====== SUPPLIED DATA

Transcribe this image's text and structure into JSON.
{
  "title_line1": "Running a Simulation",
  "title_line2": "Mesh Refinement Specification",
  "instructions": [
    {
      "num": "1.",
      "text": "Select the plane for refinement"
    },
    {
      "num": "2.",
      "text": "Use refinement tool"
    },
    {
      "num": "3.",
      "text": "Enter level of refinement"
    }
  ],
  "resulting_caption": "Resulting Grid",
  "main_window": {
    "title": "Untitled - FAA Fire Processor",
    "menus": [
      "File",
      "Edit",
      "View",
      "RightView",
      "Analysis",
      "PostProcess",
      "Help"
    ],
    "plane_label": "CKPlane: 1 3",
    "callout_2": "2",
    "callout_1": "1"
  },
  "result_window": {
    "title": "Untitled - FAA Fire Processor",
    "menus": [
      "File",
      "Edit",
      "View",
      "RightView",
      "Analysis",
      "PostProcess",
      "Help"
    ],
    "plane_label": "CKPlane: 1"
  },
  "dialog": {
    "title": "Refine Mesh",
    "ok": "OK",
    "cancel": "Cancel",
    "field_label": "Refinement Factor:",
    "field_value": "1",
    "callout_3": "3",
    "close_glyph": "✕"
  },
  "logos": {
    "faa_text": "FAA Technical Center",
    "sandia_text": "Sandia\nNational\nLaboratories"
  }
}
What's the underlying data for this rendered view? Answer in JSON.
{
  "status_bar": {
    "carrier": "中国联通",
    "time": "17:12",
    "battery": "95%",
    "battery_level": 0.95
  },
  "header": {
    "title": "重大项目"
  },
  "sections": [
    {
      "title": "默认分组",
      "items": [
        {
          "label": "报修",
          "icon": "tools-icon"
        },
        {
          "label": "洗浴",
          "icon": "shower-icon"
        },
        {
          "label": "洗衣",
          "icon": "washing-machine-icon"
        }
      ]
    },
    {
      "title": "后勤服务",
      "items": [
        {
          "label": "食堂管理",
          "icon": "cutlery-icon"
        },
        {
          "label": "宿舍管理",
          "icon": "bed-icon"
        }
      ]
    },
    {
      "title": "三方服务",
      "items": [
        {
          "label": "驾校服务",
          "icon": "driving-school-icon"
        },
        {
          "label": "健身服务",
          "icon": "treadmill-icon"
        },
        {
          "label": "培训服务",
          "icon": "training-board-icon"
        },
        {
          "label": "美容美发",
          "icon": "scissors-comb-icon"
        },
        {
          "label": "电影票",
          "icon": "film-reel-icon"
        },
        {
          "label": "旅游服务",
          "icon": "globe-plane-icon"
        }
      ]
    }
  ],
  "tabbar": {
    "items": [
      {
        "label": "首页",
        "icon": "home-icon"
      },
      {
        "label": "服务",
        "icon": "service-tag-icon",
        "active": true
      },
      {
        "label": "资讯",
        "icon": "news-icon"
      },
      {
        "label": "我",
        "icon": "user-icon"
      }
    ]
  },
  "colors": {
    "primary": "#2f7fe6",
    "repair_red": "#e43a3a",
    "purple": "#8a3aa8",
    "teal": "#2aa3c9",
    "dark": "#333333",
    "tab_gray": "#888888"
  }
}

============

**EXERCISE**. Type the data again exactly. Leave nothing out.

**TASK SOLUTION**.
Transcribe this image's text and structure into JSON.
{
  "title_line1": "Running a Simulation",
  "title_line2": "Mesh Refinement Specification",
  "instructions": [
    {
      "num": "1.",
      "text": "Select the plane for refinement"
    },
    {
      "num": "2.",
      "text": "Use refinement tool"
    },
    {
      "num": "3.",
      "text": "Enter level of refinement"
    }
  ],
  "resulting_caption": "Resulting Grid",
  "main_window": {
    "title": "Untitled - FAA Fire Processor",
    "menus": [
      "File",
      "Edit",
      "View",
      "RightView",
      "Analysis",
      "PostProcess",
      "Help"
    ],
    "plane_label": "CKPlane: 1 3",
    "callout_2": "2",
    "callout_1": "1"
  },
  "result_window": {
    "title": "Untitled - FAA Fire Processor",
    "menus": [
      "File",
      "Edit",
      "View",
      "RightView",
      "Analysis",
      "PostProcess",
      "Help"
    ],
    "plane_label": "CKPlane: 1"
  },
  "dialog": {
    "title": "Refine Mesh",
    "ok": "OK",
    "cancel": "Cancel",
    "field_label": "Refinement Factor:",
    "field_value": "1",
    "callout_3": "3",
    "close_glyph": "✕"
  },
  "logos": {
    "faa_text": "FAA Technical Center",
    "sandia_text": "Sandia\nNational\nLaboratories"
  }
}
What's the underlying data for this rendered view? Answer in JSON.
{
  "status_bar": {
    "carrier": "中国联通",
    "time": "17:12",
    "battery": "95%",
    "battery_level": 0.95
  },
  "header": {
    "title": "重大项目"
  },
  "sections": [
    {
      "title": "默认分组",
      "items": [
        {
          "label": "报修",
          "icon": "tools-icon"
        },
        {
          "label": "洗浴",
          "icon": "shower-icon"
        },
        {
          "label": "洗衣",
          "icon": "washing-machine-icon"
        }
      ]
    },
    {
      "title": "后勤服务",
      "items": [
        {
          "label": "食堂管理",
          "icon": "cutlery-icon"
        },
        {
          "label": "宿舍管理",
          "icon": "bed-icon"
        }
      ]
    },
    {
      "title": "三方服务",
      "items": [
        {
          "label": "驾校服务",
          "icon": "driving-school-icon"
        },
        {
          "label": "健身服务",
          "icon": "treadmill-icon"
        },
        {
          "label": "培训服务",
          "icon": "training-board-icon"
        },
        {
          "label": "美容美发",
          "icon": "scissors-comb-icon"
        },
        {
          "label": "电影票",
          "icon": "film-reel-icon"
        },
        {
          "label": "旅游服务",
          "icon": "globe-plane-icon"
        }
      ]
    }
  ],
  "tabbar": {
    "items": [
      {
        "label": "首页",
        "icon": "home-icon"
      },
      {
        "label": "服务",
        "icon": "service-tag-icon",
        "active": true
      },
      {
        "label": "资讯",
        "icon": "news-icon"
      },
      {
        "label": "我",
        "icon": "user-icon"
      }
    ]
  },
  "colors": {
    "primary": "#2f7fe6",
    "repair_red": "#e43a3a",
    "purple": "#8a3aa8",
    "teal": "#2aa3c9",
    "dark": "#333333",
    "tab_gray": "#888888"
  }
}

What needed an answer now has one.